She’s had to deal with name-calling, slut-shaming, and the angry glee of people delighted to see a conservative politician’s daughter tripped up on her own morals. But she has never, for example, been accused of letting down her entire race or used to justify someone’s long-held prejudices. In a country where Sasha and Malia Obama are accused of dressing like they’re going to a bar just for wearing age-appropriate clothing to a White House event, it’s not hard to imagine how much more brutal public reaction might be for an infraction greater than wearing a short skirt. 

Pregnant young women of color face a toxic mix of misogyny, classism, and racism that Palin will never have to experience. These are the girls who will bear the real brunt of Palin’s toxic abstinence-only message.

So yes, Palin certainly does deserve a lecture. She also deserves sympathy, because as much as she has promoted and financially gained from the abstinence-only movement, she’s also been hurt by it. She’s spent her life being told that her body is shameful and her desires are evidence of sin. She views sexuality not with joy but with shame, regret, and fear. 

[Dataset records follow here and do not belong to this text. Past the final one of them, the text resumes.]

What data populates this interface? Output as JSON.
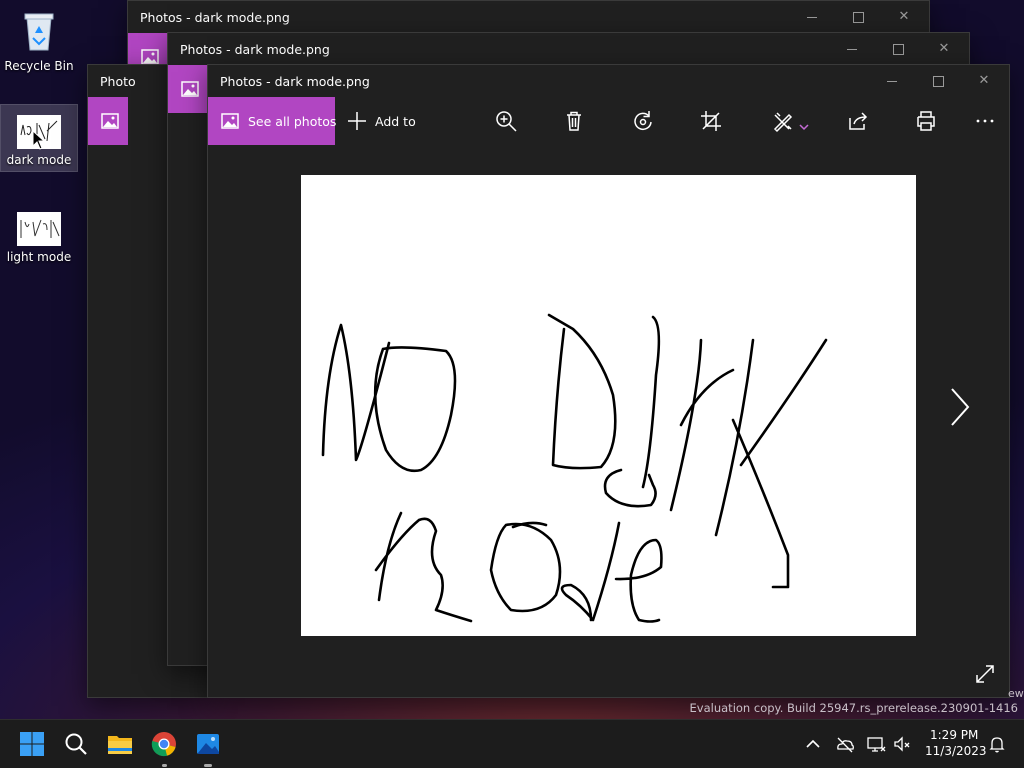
{
  "desktop": {
    "icons": [
      {
        "label": "Recycle Bin"
      },
      {
        "label": "dark mode"
      },
      {
        "label": "light mode"
      }
    ],
    "watermark_partial": "ew",
    "watermark": "Evaluation copy. Build 25947.rs_prerelease.230901-1416"
  },
  "windows": {
    "back_title": "Photos - dark mode.png",
    "middle_title": "Photos - dark mode.png",
    "partial_title": "Photo",
    "front_title": "Photos - dark mode.png"
  },
  "toolbar": {
    "see_all_label": "See all photos",
    "add_to_label": "Add to"
  },
  "taskbar": {
    "time": "1:29 PM",
    "date": "11/3/2023"
  },
  "colors": {
    "accent": "#b146c2",
    "window_bg": "#202020"
  }
}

If Palin had been able to access some of the things she relentlessly campaigns against—contraceptives, legal abortion, or even just a proper understanding of biology—she might not have found herself in the position of both announcing and apologizing for her pregnancy at the same time. It’s heartbreaking that Palin would anticipate disappointment from her friends and parents when sharing what should be happy news. This is not how anyone should feel about a wanted pregnancy.

As the teenage daughter of a Republican vice presidential candidate, Palin must have certainly felt an enormous pressure to publicly atone for her first pregnancy; the pro-abstinence advocacy that she’s done since then has likely been part of that atonement. Hopefully now that she’s no longer a teenager and her mother is further from the public eye, she’ll be able to take a critical look at what she has said and done and recognize how harmful and wrong she’s been. Perhaps she’ll even be able to make an effort toward undoing some of it. That would be an excellent use of her platform and celebrity status.

Yes, Bristol Palin certainly does deserve a lecture. She also deserves sympathy.

We should be angry at Palin for earning an enormous amount of money promoting a set of beliefs that are harmful and dangerous, especially for young women. However, we should be even angrier at that system itself and the powerful right-wing men it serves. As much as Palin seems to have benefited from that system, she’s also been a victim of it—a fortunate, privileged victim, but a victim nonetheless.

In an article where she urges us not to call Bristol Palin “stupid” or an “idiot” for her choices, which have been common responses on Facebook, Skepchick’s Alex Rudewell explains, “Palin is a byproduct of poor sexual education and a culture that puts unrealistic expectations of purity on women. … In case you need to be reminded (and apparently you do), no one deserves to be slut-shamed. Hypocrisy is not an excuse for abuse.”

At the end of the day, we can only hope that she and other girls like her will be able to accept their bodies without shame, understand that their desires are not sick or wrong, and recognize that they should be able to expect love and support that doesn’t hinge on religious conditions. Any person deserves that.

Anne Thériault is a Toronto-based writer, activist and social agitator. Her work can be found in such varied publications as the Washington Post, Vice, Jezebel, the Toast and others. Her comments on feminism, social justice, and mental health have been featured on TVO’s The Agenda, CBC, CTV, Global and E-talk Daily. She’s really good at making up funny nicknames for cats.

Photo via gageskidmore/Flickr (CC BY SA 2.0)

Anne Thériault

Anne Thériault

Anne Thériault is a Toronto-based writer and cat enthusiast who blogs about feminism, mental health, and parenting. You can follow her on Twitter at @anne_theriault.